'Your Call is Important to Us'
For busy people seeking product information by telephone, nothing is as annoying as being put on hold, waiting for what seems like an eternity, and then being told incorrect information. Despite assurances that “your call is important to us,” canny consumers are increasingly skeptical that companies are doing their “very best” to serve them.
GOOD CUSTOMER SERVICE IS CRITICALBut smart companies in a competitive environment understand the critical nature of good customer service. Rogers Communications, for one, has more than 4,000 customer service staff to serve its more than seven million telephone, cable and wireless subscribers. Keeping these people up to date with the latest company merchandise and offerings as well as providing technical support is always a daunting task.
But recently, as a result of Rogers integrating recent corporate takeovers and introducing new products, the company faced further challenges. Its customer service representatives now had to manage four different knowledge systems stored in an outdated “legacy” information technology badly in need of replacement. Frustrated, Rogers turned to Bay Consulting Group for help.
ASSESS BUSINESS REQUIREMENTS THEN ITFor John Huehn, Rogers vice-president of client management, the test was to find someone who could “articulate our business requirements and then translate those requirements into the appropriate IT system.” Bay Consulting’s Dave Johnston was that person, and “he did a great job.”
Marrying IT and business needs is one of Dave’s specialties. When he arrived on the Rogers scene, Dave found the customer service reps struggling with documents of up to 40 pages, some in binders, others computerized in difficult-to-manage software. Call-in customers would often be put on hold while the rep searched for an answer, frequently relying on the “tribal knowledge” of more experienced colleagues. “The biggest problem was that the reps did not have the proper data to do their jobs,” recalls Dave. “They had inadequate information delivered inadequately.”
For Dave, the Rogers assignment, which took him 15 months, full-time and then some, was one of the biggest change management jobs in his 35 -year consulting career.
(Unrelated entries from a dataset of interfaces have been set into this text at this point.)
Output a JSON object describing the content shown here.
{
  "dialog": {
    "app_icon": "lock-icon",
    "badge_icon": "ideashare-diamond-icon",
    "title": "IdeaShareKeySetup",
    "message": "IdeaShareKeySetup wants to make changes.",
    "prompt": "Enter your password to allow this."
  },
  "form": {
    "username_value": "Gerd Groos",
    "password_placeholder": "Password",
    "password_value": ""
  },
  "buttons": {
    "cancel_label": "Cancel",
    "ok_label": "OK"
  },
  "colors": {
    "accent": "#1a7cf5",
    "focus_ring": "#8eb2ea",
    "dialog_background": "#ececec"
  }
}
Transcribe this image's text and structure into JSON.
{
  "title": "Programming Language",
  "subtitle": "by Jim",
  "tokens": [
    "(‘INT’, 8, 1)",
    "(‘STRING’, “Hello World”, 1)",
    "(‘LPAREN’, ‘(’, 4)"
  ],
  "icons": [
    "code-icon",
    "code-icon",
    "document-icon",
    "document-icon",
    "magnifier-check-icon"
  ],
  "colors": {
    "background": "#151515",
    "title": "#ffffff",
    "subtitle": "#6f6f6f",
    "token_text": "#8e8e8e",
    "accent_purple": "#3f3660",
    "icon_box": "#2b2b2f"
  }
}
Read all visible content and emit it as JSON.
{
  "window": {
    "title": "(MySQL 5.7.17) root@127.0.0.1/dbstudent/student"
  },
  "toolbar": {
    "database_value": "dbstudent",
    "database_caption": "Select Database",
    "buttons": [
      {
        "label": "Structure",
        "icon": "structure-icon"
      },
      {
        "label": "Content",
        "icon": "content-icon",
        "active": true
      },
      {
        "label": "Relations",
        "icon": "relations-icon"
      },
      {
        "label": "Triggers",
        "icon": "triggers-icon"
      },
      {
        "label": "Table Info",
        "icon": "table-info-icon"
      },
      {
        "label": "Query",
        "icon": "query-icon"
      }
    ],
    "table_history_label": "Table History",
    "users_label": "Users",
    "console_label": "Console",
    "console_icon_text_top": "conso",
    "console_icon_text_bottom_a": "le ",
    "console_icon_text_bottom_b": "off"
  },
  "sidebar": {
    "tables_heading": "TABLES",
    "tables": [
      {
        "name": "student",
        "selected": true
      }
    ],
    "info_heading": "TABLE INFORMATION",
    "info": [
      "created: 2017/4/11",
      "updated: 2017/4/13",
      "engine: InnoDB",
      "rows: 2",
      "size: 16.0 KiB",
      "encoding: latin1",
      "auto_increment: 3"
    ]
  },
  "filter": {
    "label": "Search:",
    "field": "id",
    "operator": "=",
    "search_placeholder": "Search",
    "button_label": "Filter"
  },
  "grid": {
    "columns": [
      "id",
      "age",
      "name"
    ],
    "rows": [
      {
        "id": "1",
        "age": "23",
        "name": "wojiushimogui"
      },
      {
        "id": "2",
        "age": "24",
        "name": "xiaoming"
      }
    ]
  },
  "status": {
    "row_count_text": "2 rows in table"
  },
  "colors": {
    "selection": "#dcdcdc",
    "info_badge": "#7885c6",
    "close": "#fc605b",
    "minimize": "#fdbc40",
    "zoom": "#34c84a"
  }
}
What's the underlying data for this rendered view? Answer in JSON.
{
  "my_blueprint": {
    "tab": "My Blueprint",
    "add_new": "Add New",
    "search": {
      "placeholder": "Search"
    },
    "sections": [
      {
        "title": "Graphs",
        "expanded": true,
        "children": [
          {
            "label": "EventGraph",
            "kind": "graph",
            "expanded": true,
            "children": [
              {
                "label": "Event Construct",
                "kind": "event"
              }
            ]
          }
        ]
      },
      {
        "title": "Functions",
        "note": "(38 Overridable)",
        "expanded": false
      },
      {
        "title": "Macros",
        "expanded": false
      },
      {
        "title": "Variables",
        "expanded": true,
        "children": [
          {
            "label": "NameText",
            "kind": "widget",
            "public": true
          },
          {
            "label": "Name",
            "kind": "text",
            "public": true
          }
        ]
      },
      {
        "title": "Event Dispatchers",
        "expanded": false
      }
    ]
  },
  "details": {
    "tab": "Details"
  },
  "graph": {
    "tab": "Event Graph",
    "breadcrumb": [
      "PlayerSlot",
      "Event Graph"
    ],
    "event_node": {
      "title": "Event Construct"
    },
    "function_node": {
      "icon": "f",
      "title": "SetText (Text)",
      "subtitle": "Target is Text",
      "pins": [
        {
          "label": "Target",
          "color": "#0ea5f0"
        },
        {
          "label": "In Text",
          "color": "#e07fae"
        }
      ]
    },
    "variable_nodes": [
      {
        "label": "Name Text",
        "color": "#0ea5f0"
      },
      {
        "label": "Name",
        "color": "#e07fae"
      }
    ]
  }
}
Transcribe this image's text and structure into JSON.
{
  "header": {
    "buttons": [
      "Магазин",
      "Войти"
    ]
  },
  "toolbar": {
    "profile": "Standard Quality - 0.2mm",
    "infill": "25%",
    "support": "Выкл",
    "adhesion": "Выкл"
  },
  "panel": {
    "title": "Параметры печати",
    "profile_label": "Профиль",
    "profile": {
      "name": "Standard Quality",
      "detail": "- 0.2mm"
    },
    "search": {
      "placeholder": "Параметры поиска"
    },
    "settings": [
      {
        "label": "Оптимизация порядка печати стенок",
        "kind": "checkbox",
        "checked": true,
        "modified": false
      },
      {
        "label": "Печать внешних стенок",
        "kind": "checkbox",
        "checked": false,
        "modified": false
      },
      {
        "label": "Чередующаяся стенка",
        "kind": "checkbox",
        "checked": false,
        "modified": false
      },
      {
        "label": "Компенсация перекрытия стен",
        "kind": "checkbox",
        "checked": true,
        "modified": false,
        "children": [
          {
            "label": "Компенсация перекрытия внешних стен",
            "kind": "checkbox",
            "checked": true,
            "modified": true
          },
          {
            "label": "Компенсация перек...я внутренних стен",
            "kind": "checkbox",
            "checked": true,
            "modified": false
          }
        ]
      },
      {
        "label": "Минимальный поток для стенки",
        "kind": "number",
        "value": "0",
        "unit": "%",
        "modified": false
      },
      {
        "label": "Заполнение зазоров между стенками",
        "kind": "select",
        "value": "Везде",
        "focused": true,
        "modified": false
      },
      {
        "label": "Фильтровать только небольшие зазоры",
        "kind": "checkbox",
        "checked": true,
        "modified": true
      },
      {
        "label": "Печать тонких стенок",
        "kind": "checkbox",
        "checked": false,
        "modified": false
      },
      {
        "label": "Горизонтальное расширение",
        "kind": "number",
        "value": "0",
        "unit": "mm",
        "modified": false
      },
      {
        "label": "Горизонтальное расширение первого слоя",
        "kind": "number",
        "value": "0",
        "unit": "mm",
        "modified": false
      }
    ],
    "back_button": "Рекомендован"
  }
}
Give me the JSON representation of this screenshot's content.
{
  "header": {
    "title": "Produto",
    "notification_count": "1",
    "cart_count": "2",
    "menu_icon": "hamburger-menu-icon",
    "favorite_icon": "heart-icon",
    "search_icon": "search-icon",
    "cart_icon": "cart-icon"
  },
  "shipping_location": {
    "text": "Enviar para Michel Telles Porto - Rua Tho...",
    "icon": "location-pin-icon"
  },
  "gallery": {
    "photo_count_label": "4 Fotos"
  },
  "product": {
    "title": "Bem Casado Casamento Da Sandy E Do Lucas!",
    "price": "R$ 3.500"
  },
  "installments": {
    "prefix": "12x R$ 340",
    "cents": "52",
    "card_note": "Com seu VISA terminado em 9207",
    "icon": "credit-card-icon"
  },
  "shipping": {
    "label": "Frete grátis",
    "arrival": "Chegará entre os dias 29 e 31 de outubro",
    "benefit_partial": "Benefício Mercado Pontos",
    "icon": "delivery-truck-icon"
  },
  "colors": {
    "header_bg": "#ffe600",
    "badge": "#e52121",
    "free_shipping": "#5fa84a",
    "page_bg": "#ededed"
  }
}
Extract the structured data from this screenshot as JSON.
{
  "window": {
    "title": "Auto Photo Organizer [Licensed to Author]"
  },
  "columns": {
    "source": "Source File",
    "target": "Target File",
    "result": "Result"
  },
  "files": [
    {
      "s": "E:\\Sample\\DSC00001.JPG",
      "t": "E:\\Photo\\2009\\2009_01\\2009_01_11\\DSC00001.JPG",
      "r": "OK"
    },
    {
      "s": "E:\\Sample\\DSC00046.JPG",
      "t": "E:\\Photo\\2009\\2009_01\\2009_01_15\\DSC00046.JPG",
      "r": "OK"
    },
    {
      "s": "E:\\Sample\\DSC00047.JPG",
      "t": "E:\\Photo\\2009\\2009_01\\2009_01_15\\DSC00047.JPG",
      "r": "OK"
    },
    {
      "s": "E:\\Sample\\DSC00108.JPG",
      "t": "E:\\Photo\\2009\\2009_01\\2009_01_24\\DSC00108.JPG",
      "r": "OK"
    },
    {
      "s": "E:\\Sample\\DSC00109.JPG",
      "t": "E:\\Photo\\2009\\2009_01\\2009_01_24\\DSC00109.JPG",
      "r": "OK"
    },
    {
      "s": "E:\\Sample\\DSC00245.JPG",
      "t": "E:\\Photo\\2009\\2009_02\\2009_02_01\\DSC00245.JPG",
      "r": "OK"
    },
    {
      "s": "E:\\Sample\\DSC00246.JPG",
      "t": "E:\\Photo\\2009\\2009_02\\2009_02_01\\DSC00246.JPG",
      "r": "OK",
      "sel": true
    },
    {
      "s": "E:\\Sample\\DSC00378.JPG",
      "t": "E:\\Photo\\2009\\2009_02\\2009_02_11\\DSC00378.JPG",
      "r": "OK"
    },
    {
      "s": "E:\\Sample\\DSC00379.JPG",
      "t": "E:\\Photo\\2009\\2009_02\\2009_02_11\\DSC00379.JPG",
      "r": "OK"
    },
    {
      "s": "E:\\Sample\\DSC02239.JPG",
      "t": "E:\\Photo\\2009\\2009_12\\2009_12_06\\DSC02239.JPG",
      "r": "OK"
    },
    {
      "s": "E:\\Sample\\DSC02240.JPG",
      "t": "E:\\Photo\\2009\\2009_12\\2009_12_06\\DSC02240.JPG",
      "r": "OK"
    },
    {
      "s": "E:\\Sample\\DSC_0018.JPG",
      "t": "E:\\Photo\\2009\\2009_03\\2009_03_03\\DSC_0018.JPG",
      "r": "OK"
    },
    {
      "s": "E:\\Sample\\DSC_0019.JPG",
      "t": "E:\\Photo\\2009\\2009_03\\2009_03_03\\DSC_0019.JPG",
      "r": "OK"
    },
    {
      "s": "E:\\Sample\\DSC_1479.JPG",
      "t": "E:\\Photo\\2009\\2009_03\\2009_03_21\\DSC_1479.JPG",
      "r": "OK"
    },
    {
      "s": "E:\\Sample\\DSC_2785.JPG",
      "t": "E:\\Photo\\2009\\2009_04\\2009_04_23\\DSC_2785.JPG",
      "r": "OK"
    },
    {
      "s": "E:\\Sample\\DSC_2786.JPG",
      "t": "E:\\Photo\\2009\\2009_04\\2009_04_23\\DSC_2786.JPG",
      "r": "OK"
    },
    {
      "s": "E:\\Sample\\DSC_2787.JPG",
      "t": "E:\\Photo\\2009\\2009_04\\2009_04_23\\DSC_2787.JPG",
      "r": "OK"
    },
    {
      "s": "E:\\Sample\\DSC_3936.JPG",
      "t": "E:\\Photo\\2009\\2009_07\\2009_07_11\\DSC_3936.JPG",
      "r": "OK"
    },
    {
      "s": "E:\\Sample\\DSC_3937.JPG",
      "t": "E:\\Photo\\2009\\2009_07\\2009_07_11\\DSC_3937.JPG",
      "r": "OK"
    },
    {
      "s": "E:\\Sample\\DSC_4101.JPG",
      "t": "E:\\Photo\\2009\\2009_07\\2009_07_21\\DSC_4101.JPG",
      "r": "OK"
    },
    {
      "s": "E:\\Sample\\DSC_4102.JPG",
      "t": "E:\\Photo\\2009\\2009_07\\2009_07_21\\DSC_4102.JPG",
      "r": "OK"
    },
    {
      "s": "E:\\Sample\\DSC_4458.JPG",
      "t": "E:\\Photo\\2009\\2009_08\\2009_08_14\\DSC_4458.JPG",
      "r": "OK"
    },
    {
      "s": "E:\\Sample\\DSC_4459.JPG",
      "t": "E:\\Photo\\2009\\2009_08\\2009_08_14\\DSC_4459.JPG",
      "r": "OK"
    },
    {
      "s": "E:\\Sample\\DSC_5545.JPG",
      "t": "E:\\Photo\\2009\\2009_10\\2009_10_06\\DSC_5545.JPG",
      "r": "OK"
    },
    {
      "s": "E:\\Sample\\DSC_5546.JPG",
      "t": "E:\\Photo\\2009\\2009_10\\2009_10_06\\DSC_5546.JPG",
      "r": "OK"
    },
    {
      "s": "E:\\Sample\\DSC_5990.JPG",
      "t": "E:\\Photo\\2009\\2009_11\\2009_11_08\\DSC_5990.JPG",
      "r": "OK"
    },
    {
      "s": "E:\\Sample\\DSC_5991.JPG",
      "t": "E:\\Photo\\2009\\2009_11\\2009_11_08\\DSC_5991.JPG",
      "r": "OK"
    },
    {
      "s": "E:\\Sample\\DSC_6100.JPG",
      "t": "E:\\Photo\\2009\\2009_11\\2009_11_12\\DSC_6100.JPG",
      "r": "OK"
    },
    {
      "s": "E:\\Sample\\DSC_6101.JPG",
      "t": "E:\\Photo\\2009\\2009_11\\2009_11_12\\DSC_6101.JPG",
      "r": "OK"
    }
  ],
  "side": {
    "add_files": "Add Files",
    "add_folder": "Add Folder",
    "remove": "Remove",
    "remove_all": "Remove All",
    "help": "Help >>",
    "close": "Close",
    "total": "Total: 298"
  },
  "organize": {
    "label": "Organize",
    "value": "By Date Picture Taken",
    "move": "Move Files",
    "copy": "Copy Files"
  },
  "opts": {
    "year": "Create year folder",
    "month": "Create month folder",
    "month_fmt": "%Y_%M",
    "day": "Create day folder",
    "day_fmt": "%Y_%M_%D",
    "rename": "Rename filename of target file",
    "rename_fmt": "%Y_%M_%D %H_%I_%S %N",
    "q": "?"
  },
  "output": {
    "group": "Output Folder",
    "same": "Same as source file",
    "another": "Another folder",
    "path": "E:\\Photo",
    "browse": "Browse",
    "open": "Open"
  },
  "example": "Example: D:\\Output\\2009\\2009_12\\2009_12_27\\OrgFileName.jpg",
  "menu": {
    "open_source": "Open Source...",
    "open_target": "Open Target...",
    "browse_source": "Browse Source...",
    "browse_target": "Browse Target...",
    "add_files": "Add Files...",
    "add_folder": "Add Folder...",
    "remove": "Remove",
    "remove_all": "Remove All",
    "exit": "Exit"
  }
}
USER TEAMS KNOW THEIR BUSINESSTo begin, Dave set up a team of 10 reps at the Rogers call centre in Kitchener, Ont. He worked with them for several months, understanding their jobs and defining their business/systems requirements for better information and data. He created, revised and refined his own Top Ten list of why customers call in. The reasons ranged from service complaints to purchase requests and billing inquiries. Each call required different material (i.e., information and relevant content).
“In a situation like this,” says Dave, “you need to ‘architect’ your information. It’s just like building a home. Every room has a purpose, and everyone knows what to expect when one enters that room. For example, bathrooms and kitchens have sinks, bedrooms have closets, living rooms have chairs, etc.
“For Rogers, we needed to organize and classify their vast amounts of background material so that the reps would know where to go for answers. And they had to have confidence that they could find the appropriate answers—and find them quickly. The information had to be short, clear, accurate and relevant to the customer—and easily accessible for the rep.”
SIMPLIFY, CONSOLIDATE AND ORGANIZEGuided by this principle, Dave reduced thousands of documents of mostly “disorganized facts” into simple solutions found on one to three pages. The material was arranged so that the reps could access it from different starting points, whether it be by a simple search engine or by calling up the particular business process prompting the customer call such as the Purchase of New Equipment or Technical High-Speed Internet Support.
There were many adjustments along the way as Dave met daily and then weekly with the front line customer reps and their team leaders. “I was really pleased with how quickly these people understood the real needs of their customers and made suggestions for improvement,” he recalls. “We learned early on that the reps often lacked sufficient information to satisfy their customers. Too often, the customer rep would have to end the call, research the request and phone the client back.”
STAGE DESIGN AND IMPLEMENTATIONTo simplify implementation, Dave and Rogers first focused on the company’s new home phone service. Being a new product, it presented the opportunity for a fresh start without any baggage from the past.
After designing an information response system for the home phone, Dave shifted to cable TV and Internet where he found some 10,000 product and service documents with vast duplication. This time, Dave needed to establish three teams of customer reps to develop the new information system and technology. In the end, he reduced the number of documents by about 60 per cent, reduced their size on average by 75 per cent, increased the information relevancy by large orders of magnitude of 2 – 10 times and increased the information accuracy on average by 250 per cent. On the IT solution side, he created a single IT/Library system to replace the five legacy systems.
GOOD SYSTEMS = GOOD MORALE = GOOD SERVICERogers expects Dave’s recommendations will improve customer service as well as employee morale. “The new system is more straightforward and easier to use,” says Huehn. “We expect service to be faster, more accurate and have more first-call resolution of customer inquiries.”
Specifically, calls should be dealt with more quickly, reducing overtime. And they should be handled more efficiently, increasing customer satisfaction. “The reps will have more confidence in the information they deliver to customers, and the customers will have more confidence in the information they receive,” says Huehn. “It will be a faster and crisper service experience for everyone.”